Showing posts from February, 2023

30 Interesting Facts About Nepal

Nepal is a landlocked country in South Asia. It shares borders with China and India. More than 75% terrain of Nepal consists of the Himalayan Mountains . The remaining consists of forests and flat, fertile land. There are 14 eight-thousanders ( mountain peaks taller than 8,000 meters) in the world. Mt. Everest and seven other peaks among the top ten are present entirely or partially in Nepal. The Kali Gandaki valley in Nepal is the  deepest gorge  in the world. It is a popular trekking route due to easy accessibility and the availability of better services. ( Source ) Lumbini in southern Nepal is the birthplace of Gautama Buddha . Due to its cultural significance, Lumbini became a UNESCO world heritage site in 1997. Chandra Bahadur Dangi, a Nepalese citizen, is the  shortest male ever measured . He was 21.5 in. (54.6 cm) tall in 2012 at 72 years. ( Source ) Nepal has the world’s  highest percentage of women  compared to men. Nearly 54.2% of the Nepalese population consists of fema

30+ Interesting Facts About Polar Bears

The polar bear is a large carnivore mammal in the bear family. It is present only in the Arctic region. The polar bear is the largest carnivore on land. The males can weigh between 400-600 kg and reach a length of 2.4-2.6 m. The Kodiak bear (a subspecies of brown bear in Alaska) is the second-largest terrestrial carnivore. ( Source ) Male polar bears can be twice heavier as females. It is one of the most prominent sexual dimorphism among mammals . Polar bears are the only marine mammals among bears as they depend on the ocean for food. They are well adapted for swimming and terrestrial locomotion and can tolerate the chilly weather of the Arctic. Polar bears are vulnerable due to their habitat loss . Global warming is shrinking the Arctic sea ice, which can reduce food and mating opportunities for these marine mammals. According to estimates, the population of polar bears can decline by nearly 33% by 2050. Polar and brown bears separated from each other 500,000 years ago. The firs

45+ Interesting Facts About Japan

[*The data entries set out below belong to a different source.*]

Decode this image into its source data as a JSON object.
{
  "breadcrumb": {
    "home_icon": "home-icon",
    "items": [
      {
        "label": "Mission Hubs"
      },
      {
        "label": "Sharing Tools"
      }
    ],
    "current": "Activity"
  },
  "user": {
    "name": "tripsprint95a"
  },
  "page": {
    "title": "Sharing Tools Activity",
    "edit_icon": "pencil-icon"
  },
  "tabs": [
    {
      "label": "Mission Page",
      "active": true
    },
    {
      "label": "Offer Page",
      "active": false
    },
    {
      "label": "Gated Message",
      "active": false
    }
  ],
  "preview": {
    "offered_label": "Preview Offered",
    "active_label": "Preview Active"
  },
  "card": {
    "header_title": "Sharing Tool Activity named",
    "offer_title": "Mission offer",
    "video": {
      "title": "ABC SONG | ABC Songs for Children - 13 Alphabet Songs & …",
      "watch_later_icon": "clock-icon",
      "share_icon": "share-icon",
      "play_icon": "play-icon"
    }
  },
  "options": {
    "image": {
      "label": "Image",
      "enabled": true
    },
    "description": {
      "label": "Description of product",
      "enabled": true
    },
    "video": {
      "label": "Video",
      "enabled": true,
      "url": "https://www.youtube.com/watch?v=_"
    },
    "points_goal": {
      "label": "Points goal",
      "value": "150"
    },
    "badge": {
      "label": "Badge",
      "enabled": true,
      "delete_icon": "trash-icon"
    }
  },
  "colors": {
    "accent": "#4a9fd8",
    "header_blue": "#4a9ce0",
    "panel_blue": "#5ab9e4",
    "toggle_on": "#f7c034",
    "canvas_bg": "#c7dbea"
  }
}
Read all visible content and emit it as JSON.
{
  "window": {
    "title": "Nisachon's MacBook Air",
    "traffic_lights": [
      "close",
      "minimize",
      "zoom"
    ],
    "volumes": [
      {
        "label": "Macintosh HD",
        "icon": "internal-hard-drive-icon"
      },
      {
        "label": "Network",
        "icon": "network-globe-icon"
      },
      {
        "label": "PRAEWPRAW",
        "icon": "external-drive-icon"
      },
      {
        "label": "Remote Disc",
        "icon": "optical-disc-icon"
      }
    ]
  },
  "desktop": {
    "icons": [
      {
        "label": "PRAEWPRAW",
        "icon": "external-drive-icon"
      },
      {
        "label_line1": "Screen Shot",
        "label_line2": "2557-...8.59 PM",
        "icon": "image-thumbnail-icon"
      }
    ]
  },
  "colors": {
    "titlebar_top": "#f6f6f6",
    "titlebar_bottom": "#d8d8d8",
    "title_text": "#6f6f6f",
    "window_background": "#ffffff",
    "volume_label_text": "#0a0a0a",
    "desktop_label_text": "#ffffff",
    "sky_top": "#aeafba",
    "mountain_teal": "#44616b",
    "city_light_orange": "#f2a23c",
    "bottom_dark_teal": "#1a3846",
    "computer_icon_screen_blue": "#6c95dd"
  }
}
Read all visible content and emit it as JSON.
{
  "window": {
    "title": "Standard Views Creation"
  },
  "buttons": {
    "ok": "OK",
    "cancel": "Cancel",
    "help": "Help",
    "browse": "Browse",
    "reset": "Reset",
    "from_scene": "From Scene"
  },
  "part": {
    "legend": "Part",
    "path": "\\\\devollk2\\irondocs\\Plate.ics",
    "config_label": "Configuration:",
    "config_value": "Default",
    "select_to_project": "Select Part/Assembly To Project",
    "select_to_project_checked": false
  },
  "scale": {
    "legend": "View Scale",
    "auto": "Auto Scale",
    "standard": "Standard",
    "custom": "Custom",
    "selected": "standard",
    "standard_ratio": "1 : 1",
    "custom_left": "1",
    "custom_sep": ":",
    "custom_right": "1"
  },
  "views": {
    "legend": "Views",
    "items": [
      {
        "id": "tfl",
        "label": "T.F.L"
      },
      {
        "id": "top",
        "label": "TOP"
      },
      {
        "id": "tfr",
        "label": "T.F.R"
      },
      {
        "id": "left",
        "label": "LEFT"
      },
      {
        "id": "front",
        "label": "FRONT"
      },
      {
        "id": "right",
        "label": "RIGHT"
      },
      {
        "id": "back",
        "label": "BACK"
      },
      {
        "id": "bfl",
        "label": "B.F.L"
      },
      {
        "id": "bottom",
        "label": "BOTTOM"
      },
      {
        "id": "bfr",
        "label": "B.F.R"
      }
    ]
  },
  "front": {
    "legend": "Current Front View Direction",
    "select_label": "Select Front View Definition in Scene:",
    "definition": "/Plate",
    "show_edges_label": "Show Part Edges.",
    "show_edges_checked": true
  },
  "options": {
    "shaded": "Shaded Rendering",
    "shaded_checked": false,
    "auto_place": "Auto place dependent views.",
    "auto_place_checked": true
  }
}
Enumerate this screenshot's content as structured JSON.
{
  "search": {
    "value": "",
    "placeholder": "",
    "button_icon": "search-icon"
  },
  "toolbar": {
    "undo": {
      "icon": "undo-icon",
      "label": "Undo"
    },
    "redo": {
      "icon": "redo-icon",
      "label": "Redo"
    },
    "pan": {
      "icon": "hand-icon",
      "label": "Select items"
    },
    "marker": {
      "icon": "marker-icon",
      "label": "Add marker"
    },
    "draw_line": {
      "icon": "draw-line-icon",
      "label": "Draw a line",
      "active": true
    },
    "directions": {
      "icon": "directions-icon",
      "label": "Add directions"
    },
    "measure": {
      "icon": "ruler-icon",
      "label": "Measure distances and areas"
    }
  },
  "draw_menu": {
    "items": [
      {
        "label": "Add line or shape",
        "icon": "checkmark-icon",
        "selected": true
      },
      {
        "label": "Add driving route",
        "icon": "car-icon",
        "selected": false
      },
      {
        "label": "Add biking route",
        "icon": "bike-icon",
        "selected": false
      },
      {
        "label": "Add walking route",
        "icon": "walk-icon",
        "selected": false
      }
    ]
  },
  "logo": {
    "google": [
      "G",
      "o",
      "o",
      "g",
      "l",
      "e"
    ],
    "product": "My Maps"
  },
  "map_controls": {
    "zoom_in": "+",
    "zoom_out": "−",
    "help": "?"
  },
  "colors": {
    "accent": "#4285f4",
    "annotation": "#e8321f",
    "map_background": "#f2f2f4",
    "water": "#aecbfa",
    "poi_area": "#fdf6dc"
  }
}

Japan is an island country in East Asia on the North Pacific Ocean. It shares maritime borders with Russia, China, North Korea , South Korea, Taiwan, and the Philippines. There are nearly 7,000 islands in Japan, and only 421 are inhabited. The four major islands are Hokkaido, Honshu, Shikoku, and Kyushu. Japanese capital Tokyo is present on Honshu, the largest island. More than 80% of the landscape in Japan is mountainous . The majority of the population lives in low-lying coastal areas. Japan lies on the western edge of the Ring of Fire. The Greater Tokyo Area is the world’s most populous metropolitan area , with a population of 36.5 million. Nearly 30% of Japan’s population resides in this region. ( Source ) Yumiuri   Shimbun, a Japanese Newspaper founded in 1874, has the world’s highest circulation . In 2010, it had a total circulation of over 13.5 million copies. It is the only newspaper with a morning circulation of more than 10 million copies. ( Source ) Japan is one of the cou

20+ Interesting Facts About Otters

Otters are semi-aquatic mammals of the weasel family. They include 13 living species present in all continents except Australia and Antarctica . Eleven of the 13 species are known as river otters, present in freshwater habitats like rivers, lakes, and wetlands. The sea otter and the marine otter are the two aquatic species of the Pacific Ocean. The smallest species is the Asian small-clawed otter that can attain 3 kg weight. The sea otter is the biggest with 45 kg weight, while the giant otter (26 kg) is the largest freshwater otter species.   Otters are famous for their playing with rocks. They are social  animals  and learn this behavior from other otters. Research has proved that playing does not improve their hunting skills, but they do so in the excitement of getting food. ( Source ) Otter feces, known as spraint, have one of the least offensive odors in the animal kingdom. A jelly-like substance covers the poop, which has a fishy odor because otters consume fish . River otters us

25+ Interesting Facts About the Indian Ocean

The Indian Ocean is the third largest after the Pacific and Atlantic oceans. It covers nearly 20% of the ocean area in the world. It is the only ocean present entirely in the eastern hemisphere. The Indian Ocean meets with South Asia to the north, the Arabian Peninsula and Africa to the West, Southeast Asia and Australia to the east, and the Southern Ocean to the south. It joins the Pacific Ocean to the east and southeast and the Atlantic Ocean to the southwest. There are fewer islands in the Indian Ocean compared to the Pacific and Atlantic oceans. Famous ones are the Maldives , Madagascar, Sri Lanka , Mauritius, Comoros, Socotra, and Seychelles . The Indian Ocean initially formed around 140 million years ago but took its recent shape 36 million years ago. It happened after the collision of the Indian Subcontinent with Eurasia, the separation of Australia from Antarctica , and the western movement of Africa . The Indian Ocean basin is less than 80 million years old. The average dep